I am admittedly highly biased towards my designs. I design my kayaks for me as the primary client. I’ve spent decades learning how to make my designs perform to my requirements. I know how my kayaks work and my kayaks work the way I want them to perform. The Petrel Play made by Joey at Turning Point Boatworks is the composite version of what I think a kayak should be.
Joey use the vacuum infusion method to make a tightly packed layup of fiberglass, Innegra and other fabrics. They contain only as much resin as needed to make them strong and durable. Any more and they would become weaker and heavier. There is enough fabric in the layup to take hits that would shatter lesser builds and keep on running.
I have hull #2 that Joey has produced and as he was still refining his process, it came out “heavy” at just under 40 lbs [18kg], he is now producing some as light as 30-lbs [13.6kg]. By optimizing the fabric reinforcement and applying just enough UV protective coating to provide that needed protection, he is making refined kayaks tuned to do what they are designed to do without extraneous weight that would degrade the performance. The are light and strong.
The third variable in that equation is that they aren’t cheap. But, Joey is working at a small scale, keeping the overhead low, and keeping middlemen out of the price. He is creating an excellent value with a sub forty pound kayak that is suitable for quiet paddling or going out into rough water.
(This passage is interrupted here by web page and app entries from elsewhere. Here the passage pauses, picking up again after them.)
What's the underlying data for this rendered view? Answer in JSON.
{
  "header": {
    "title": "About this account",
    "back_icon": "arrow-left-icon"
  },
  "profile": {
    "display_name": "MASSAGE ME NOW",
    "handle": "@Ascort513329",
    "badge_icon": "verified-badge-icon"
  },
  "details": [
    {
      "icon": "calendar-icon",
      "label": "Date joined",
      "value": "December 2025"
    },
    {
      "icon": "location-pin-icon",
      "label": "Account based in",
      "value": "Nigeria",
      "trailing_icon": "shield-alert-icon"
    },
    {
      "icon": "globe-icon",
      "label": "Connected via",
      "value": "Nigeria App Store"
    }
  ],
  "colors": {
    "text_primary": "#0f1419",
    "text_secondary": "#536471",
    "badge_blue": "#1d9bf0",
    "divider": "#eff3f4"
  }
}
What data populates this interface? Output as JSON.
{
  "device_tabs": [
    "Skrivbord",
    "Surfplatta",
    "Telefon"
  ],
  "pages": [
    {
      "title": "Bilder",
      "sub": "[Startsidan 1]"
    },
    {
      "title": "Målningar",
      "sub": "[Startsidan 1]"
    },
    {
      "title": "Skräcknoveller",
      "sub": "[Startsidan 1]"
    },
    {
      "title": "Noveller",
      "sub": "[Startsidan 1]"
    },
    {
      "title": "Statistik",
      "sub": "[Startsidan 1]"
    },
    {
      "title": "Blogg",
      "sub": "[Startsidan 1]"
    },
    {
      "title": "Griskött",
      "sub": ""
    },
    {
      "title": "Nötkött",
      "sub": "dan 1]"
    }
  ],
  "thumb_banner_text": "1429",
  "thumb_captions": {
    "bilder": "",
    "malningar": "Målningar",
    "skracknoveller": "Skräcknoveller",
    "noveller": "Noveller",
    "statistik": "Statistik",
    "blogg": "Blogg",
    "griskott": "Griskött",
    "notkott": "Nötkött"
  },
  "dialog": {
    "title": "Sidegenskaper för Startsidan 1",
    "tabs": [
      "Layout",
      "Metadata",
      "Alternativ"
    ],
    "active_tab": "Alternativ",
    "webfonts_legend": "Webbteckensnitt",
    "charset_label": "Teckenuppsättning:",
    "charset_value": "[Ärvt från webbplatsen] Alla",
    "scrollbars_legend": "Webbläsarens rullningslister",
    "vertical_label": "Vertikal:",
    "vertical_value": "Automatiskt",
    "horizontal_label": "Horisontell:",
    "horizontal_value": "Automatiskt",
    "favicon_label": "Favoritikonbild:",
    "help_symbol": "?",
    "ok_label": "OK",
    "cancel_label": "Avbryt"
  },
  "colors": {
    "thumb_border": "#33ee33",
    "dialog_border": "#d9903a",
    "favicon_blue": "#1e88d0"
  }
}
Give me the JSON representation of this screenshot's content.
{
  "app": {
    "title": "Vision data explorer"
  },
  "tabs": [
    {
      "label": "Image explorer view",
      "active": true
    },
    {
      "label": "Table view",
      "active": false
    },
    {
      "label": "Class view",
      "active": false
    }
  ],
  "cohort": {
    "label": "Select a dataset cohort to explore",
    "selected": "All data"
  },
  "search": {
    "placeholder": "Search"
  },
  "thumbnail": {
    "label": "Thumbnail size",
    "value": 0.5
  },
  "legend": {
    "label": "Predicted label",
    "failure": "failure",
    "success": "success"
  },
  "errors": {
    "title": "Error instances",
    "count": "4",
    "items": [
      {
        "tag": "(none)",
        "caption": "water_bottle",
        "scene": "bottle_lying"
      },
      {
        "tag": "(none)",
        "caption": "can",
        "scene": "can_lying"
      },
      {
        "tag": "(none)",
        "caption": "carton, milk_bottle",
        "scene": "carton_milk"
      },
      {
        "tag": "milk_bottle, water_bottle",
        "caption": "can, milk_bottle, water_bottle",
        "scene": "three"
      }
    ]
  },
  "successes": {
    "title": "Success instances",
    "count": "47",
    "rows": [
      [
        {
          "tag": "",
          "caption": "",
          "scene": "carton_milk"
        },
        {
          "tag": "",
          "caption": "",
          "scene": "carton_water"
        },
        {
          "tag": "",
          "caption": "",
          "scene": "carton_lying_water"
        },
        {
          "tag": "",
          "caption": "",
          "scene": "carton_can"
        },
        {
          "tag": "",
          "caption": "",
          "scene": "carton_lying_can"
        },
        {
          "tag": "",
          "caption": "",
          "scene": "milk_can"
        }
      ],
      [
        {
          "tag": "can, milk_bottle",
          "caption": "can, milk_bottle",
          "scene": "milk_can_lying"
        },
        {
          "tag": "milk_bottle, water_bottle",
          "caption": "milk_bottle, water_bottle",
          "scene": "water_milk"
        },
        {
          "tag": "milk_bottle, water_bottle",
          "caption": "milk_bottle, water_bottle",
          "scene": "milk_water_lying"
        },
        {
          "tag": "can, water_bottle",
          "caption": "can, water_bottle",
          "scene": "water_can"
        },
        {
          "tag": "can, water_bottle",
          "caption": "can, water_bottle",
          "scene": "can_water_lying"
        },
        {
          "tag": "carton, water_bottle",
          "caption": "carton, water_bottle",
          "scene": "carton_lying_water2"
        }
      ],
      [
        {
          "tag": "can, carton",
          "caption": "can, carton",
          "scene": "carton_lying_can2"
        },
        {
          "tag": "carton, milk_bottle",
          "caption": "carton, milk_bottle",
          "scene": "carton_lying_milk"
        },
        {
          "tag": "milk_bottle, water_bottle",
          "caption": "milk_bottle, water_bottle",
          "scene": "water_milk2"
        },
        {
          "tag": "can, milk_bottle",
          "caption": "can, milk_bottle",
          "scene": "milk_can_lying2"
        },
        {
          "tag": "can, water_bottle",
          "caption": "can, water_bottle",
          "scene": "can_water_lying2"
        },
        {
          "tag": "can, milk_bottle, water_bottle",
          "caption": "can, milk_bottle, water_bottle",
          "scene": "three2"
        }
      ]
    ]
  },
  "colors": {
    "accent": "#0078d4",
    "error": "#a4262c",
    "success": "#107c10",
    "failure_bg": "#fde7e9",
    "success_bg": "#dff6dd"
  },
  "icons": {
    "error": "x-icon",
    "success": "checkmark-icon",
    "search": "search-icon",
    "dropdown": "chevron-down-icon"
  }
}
Not only does the light weight make the boat easy to lift off a car and carry down to the launch, but it accelerates quickly and cruise along effortlessly. The short length makes it easy to handle, it tracks straight but give it a slight edge it will turn on a dime. It is a great boat for a smaller paddler who doesn’t want to wrestle with a full sized sea kayak.
For an experienced paddler who wants to play in surf and tide races, the boat leaps to catch waves and catches the pocket with ease. On really fast runs the bottom will sometimes oil can, but generally feels very stiff as it rides over swell. Again, slight edging will carve a nice turn on a wave face. There is enough volume in the bow to keep from burying in most conditions. The width is sufficient to stay comfortably stable in chaotic water.
When I first started thinking about translating my designs to composite construction, I wanted it done while maintaining the high level of performance that I expect on kayaks I make for myself. Joey is meticulous in build standards, producing a smooth fair hull with flawless surface finish. The vacuum infusion layup is solid and stiff, it has a slight bell-like ring when you tap the surface, indicative of a tight fabric rich layup with a quality hard, strong resin.
I have inspected a lot well built kayaks over the years and the Turning Point layup is one of the best I have seen. I actually had the opportunity to do some destructive testing. While unstrapping it from the roof of my SUV on a windy day, the boat flew off the vehicle falling over 6 feet onto the asphalt parking lot. The seam tape between the deck and hull gave way, but other than some minor cosmetic cracks in the gel coat, the deck and the hull are completely intact. It will not be a hard repair with a roll of duct tape I could have gone paddling. A typical CSM constructed kayak would have turned into a loose bag of mush requiring major reconstructive surgery. There are few on-the-water situation which would put as much energy into the layup as that fall.
I am really impressed with the quality of Joey’s build and really feel that what he is doing is how all composite sea kayaks should be made. Quality construction translates into a fun and easy boat to paddle.